Trial date set for man charged in death of Roan Mtn. Woman

By Abby Morris
Star Staff
amorris@starhq.com

   A July trial date has been set in the case against a man charged in the death of a Roan Mountain woman after the car he was driving collided with hers in October, 2001.
   Richard Dale Hughes, 39, 103 Pritchard St., was charged with aggravated vehicular homicide in the death of Meloney S. Bowers, 33, 536 Teaberry Road.
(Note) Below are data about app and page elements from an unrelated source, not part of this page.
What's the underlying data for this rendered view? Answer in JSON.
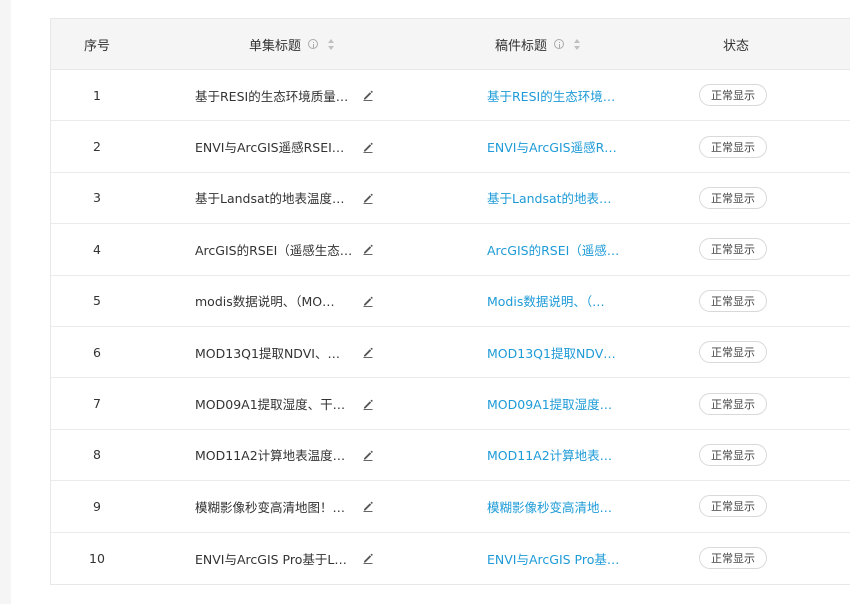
{
  "table": {
    "headers": {
      "index": "序号",
      "episode_title": "单集标题",
      "manuscript_title": "稿件标题",
      "status": "状态"
    },
    "rows": [
      {
        "index": "1",
        "episode_title": "基于RESI的生态环境质量…",
        "manuscript_title": "基于RESI的生态环境…",
        "status": "正常显示"
      },
      {
        "index": "2",
        "episode_title": "ENVI与ArcGIS遥感RSEI…",
        "manuscript_title": "ENVI与ArcGIS遥感R…",
        "status": "正常显示"
      },
      {
        "index": "3",
        "episode_title": "基于Landsat的地表温度…",
        "manuscript_title": "基于Landsat的地表…",
        "status": "正常显示"
      },
      {
        "index": "4",
        "episode_title": "ArcGIS的RSEI（遥感生态…",
        "manuscript_title": "ArcGIS的RSEI（遥感…",
        "status": "正常显示"
      },
      {
        "index": "5",
        "episode_title": "modis数据说明、（MO…",
        "manuscript_title": "Modis数据说明、（…",
        "status": "正常显示"
      },
      {
        "index": "6",
        "episode_title": "MOD13Q1提取NDVI、…",
        "manuscript_title": "MOD13Q1提取NDV…",
        "status": "正常显示"
      },
      {
        "index": "7",
        "episode_title": "MOD09A1提取湿度、干…",
        "manuscript_title": "MOD09A1提取湿度…",
        "status": "正常显示"
      },
      {
        "index": "8",
        "episode_title": "MOD11A2计算地表温度…",
        "manuscript_title": "MOD11A2计算地表…",
        "status": "正常显示"
      },
      {
        "index": "9",
        "episode_title": "模糊影像秒变高清地图！…",
        "manuscript_title": "模糊影像秒变高清地…",
        "status": "正常显示"
      },
      {
        "index": "10",
        "episode_title": "ENVI与ArcGIS Pro基于L…",
        "manuscript_title": "ENVI与ArcGIS Pro基…",
        "status": "正常显示"
      }
    ]
  },
  "colors": {
    "link": "#1e9bd7",
    "header_bg": "#f5f5f5",
    "border": "#e8e8e8"
  },
  "icons": {
    "header": [
      "info-icon",
      "sort-icon"
    ],
    "row": "edit-pencil-icon"
  }
}
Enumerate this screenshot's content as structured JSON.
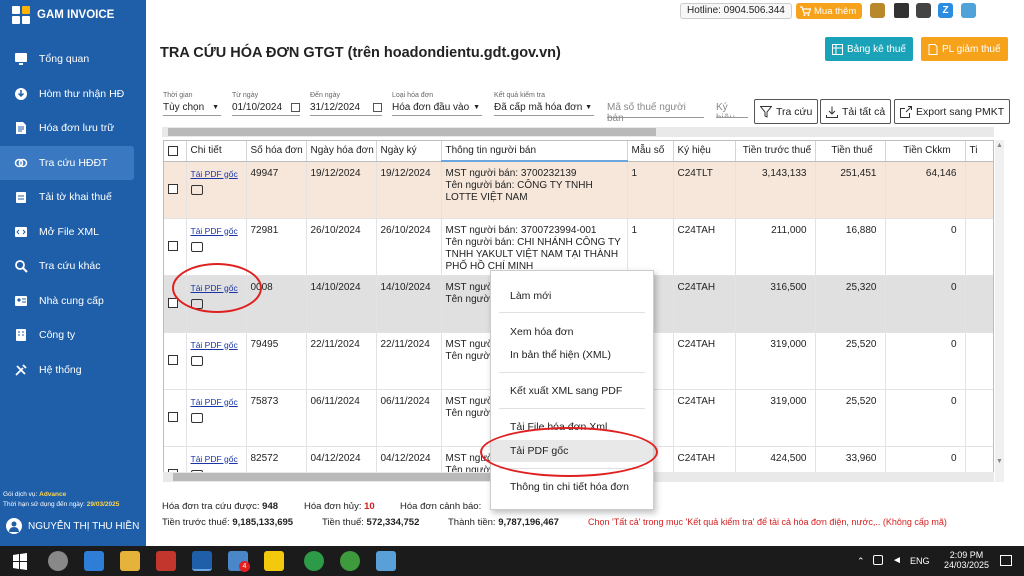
{
  "app": {
    "name": "GAM INVOICE",
    "hotline": "Hotline: 0904.506.344",
    "buy_label": "Mua thêm"
  },
  "sidebar": {
    "items": [
      {
        "label": "Tổng quan",
        "icon": "monitor-icon"
      },
      {
        "label": "Hòm thư nhận HĐ",
        "icon": "download-icon"
      },
      {
        "label": "Hóa đơn lưu trữ",
        "icon": "document-icon"
      },
      {
        "label": "Tra cứu HĐĐT",
        "icon": "link-icon",
        "active": true
      },
      {
        "label": "Tải tờ khai thuế",
        "icon": "clipboard-icon"
      },
      {
        "label": "Mở File XML",
        "icon": "xml-icon"
      },
      {
        "label": "Tra cứu khác",
        "icon": "search-icon"
      },
      {
        "label": "Nhà cung cấp",
        "icon": "supplier-icon"
      },
      {
        "label": "Công ty",
        "icon": "building-icon"
      },
      {
        "label": "Hệ thống",
        "icon": "tools-icon"
      }
    ],
    "service_label": "Gói dịch vụ:",
    "service_value": "Advance",
    "expiry_label": "Thời hạn sử dụng đến ngày:",
    "expiry_value": "29/03/2025",
    "user_name": "NGUYỄN THỊ THU HIỀN"
  },
  "header": {
    "title": "TRA CỨU HÓA ĐƠN GTGT (trên hoadondientu.gdt.gov.vn)",
    "btn_bang_ke": "Bảng kê thuế",
    "btn_pl": "PL giảm thuế"
  },
  "filters": {
    "thoi_gian": {
      "label": "Thời gian",
      "value": "Tùy chọn"
    },
    "tu_ngay": {
      "label": "Từ ngày",
      "value": "01/10/2024"
    },
    "den_ngay": {
      "label": "Đến ngày",
      "value": "31/12/2024"
    },
    "loai_hd": {
      "label": "Loại hóa đơn",
      "value": "Hóa đơn đầu vào"
    },
    "ket_qua": {
      "label": "Kết quả kiểm tra",
      "value": "Đã cấp mã hóa đơn"
    },
    "mst_placeholder": "Mã số thuế người bán",
    "ky_hieu_placeholder": "Ký hiệu"
  },
  "actions": {
    "tra_cuu": "Tra cứu",
    "tai_tat_ca": "Tải tất cả",
    "export": "Export sang PMKT"
  },
  "table": {
    "headers": [
      "Chi tiết",
      "Số hóa đơn",
      "Ngày hóa đơn",
      "Ngày ký",
      "Thông tin người bán",
      "Mẫu số",
      "Ký hiệu",
      "Tiền trước thuế",
      "Tiền thuế",
      "Tiền Ckkm",
      "Ti"
    ],
    "link_label": "Tải PDF gốc",
    "rows": [
      {
        "so": "49947",
        "ngay_hd": "19/12/2024",
        "ngay_ky": "19/12/2024",
        "mst": "MST người bán: 3700232139",
        "ten": "Tên người bán: CÔNG TY TNHH LOTTE VIỆT NAM",
        "mau": "1",
        "ky_hieu": "C24TLT",
        "truoc": "3,143,133",
        "thue": "251,451",
        "ckkm": "64,146"
      },
      {
        "so": "72981",
        "ngay_hd": "26/10/2024",
        "ngay_ky": "26/10/2024",
        "mst": "MST người bán: 3700723994-001",
        "ten": "Tên người bán: CHI NHÁNH CÔNG TY TNHH YAKULT VIỆT NAM TẠI THÀNH PHỐ HỒ CHÍ MINH",
        "mau": "1",
        "ky_hieu": "C24TAH",
        "truoc": "211,000",
        "thue": "16,880",
        "ckkm": "0"
      },
      {
        "so": "0008",
        "ngay_hd": "14/10/2024",
        "ngay_ky": "14/10/2024",
        "mst": "MST người b",
        "ten": "Tên người l TNHH YAK PHỐ HỒ CI",
        "mau": "",
        "ky_hieu": "C24TAH",
        "truoc": "316,500",
        "thue": "25,320",
        "ckkm": "0"
      },
      {
        "so": "79495",
        "ngay_hd": "22/11/2024",
        "ngay_ky": "22/11/2024",
        "mst": "MST người b",
        "ten": "Tên người l TNHH YAK PHỐ HỒ CI",
        "mau": "",
        "ky_hieu": "C24TAH",
        "truoc": "319,000",
        "thue": "25,520",
        "ckkm": "0"
      },
      {
        "so": "75873",
        "ngay_hd": "06/11/2024",
        "ngay_ky": "06/11/2024",
        "mst": "MST người b",
        "ten": "Tên người l TNHH YAK PHỐ HỒ CI",
        "mau": "",
        "ky_hieu": "C24TAH",
        "truoc": "319,000",
        "thue": "25,520",
        "ckkm": "0"
      },
      {
        "so": "82572",
        "ngay_hd": "04/12/2024",
        "ngay_ky": "04/12/2024",
        "mst": "MST người b",
        "ten": "Tên người l",
        "mau": "",
        "ky_hieu": "C24TAH",
        "truoc": "424,500",
        "thue": "33,960",
        "ckkm": "0"
      }
    ]
  },
  "context_menu": {
    "items": [
      "Làm mới",
      "Xem hóa đơn",
      "In bản thể hiện (XML)",
      "Kết xuất XML sang PDF",
      "Tải File hóa đơn Xml",
      "Tải PDF gốc",
      "Thông tin chi tiết hóa đơn"
    ]
  },
  "summary": {
    "tra_cuu_label": "Hóa đơn tra cứu được:",
    "tra_cuu_value": "948",
    "huy_label": "Hóa đơn hủy:",
    "huy_value": "10",
    "canh_bao_label": "Hóa đơn cảnh báo:",
    "truoc_thue_label": "Tiền trước thuế:",
    "truoc_thue_value": "9,185,133,695",
    "thue_label": "Tiền thuế:",
    "thue_value": "572,334,752",
    "thanh_tien_label": "Thành tiền:",
    "thanh_tien_value": "9,787,196,467",
    "note": "Chọn 'Tất cả' trong mục 'Kết quả kiểm tra' để tải cả hóa đơn điện, nước,.. (Không cấp mã)"
  },
  "taskbar": {
    "lang": "ENG",
    "time": "2:09 PM",
    "date": "24/03/2025",
    "badge": "4"
  },
  "colors": {
    "sidebar": "#1f5fa9",
    "accent_teal": "#1aa3b8",
    "accent_orange": "#f7a21b",
    "highlight_row": "#f6e7da",
    "annotation": "#e02020"
  }
}
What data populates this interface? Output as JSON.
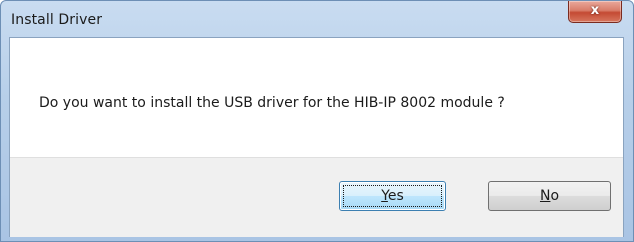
{
  "window": {
    "title": "Install Driver",
    "close_glyph": "x"
  },
  "message": "Do you want to install the USB driver for the HIB-IP 8002 module ?",
  "buttons": {
    "yes": {
      "mnemonic": "Y",
      "rest": "es"
    },
    "no": {
      "mnemonic": "N",
      "rest": "o"
    }
  },
  "colors": {
    "titlebar": "#b7cfe9",
    "close_button": "#c44a33",
    "default_button": "#bee6fd",
    "button_area": "#f0f0f0"
  },
  "icons": {
    "close": "close-icon"
  }
}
He will stand trial in Carter County Criminal Court on July 16.
   According to police reports on the accident, Hughes was traveling north on U.S. Highway 19E when he lost control of his vehicle, crossed the center line, then struck the car Bowers was driving nearly head-on. Both vehicles were destroyed in the accident.
   The accident occurred approximately one-half mile north of the North Carolina line near the intersection of U.S. Highway 19E and Bear Branch Road.
   Bowers was transported to the Johnson City Medical Center by Wings Air Rescue and was pronounced dead at that hospital shortly after her arrival, according to reports.
   Tennessee Highway Patrol Trooper Mark Musick responded to the accident and stated at that time that Hughes was being pursued by officers with the Avery County, N.C. Sheriff's Department when the accident occurred.
   At the time of the incident, Carter County Sheriff John Henson stated that Avery County Sheriff Edward Guinn and a detective from the Avery County Sheriff's Department were in pursuit of the vehicle that Hughes was driving.
   "I was talking with Sheriff Guinn, and he advised that the vehicle had run several vehicles off the road, and that's why they were trying hard to stop him," Henson told the Elizabethton Star at the time of the accident. "They were fixing to cut pursuit once they came into Tennessee, but they didn't have time."
   Hughes was taken into custody at the scene and treated at Sycamore Shoals Hospital for a leg injury before he was transported to the Carter County Jail.
   Musick said the crash was alcohol-related. According to court documents, Hughes has a history of alcohol related offenses, including four convictions for driving under the influence, three of which occurred within a four month period in 1992 and the fourth in March, 1999.
   The indictment, handed down by the Grand Jury that charged Hughes with aggravated vehicular homicide, states that he "did recklessly kill Meloney Bowers, while (he) was operating a motor vehicle while under the influence of an intoxicant, and the said accident was a proximate result of intoxication."
   In 2002, the court ordered that Hughes be evaluated by the Tennessee Department of Mental Health and Developmental Disabilities to see if he was competent to stand trial. In a letter dated November 2002, officials from Lakeshore Mental Health Institute state that Hughes was "experiencing a mental deficit" at the time of the accident. "However, the team also determined that Mr. Hughes' mental deficit did not impair his ability to appreciate the nature or wrongfulness of his alleged behavior," the letter stated.
   In addition to concluding that Hughes was competent to stand trial, the evaluation team from Lakeshore Mental Health Institute also evaluated Hughes' level of alcohol use. "The team highly recommends that Mr. Hughes abstain from alcohol consumption in order to maintain his psychiatric stability," the letter said.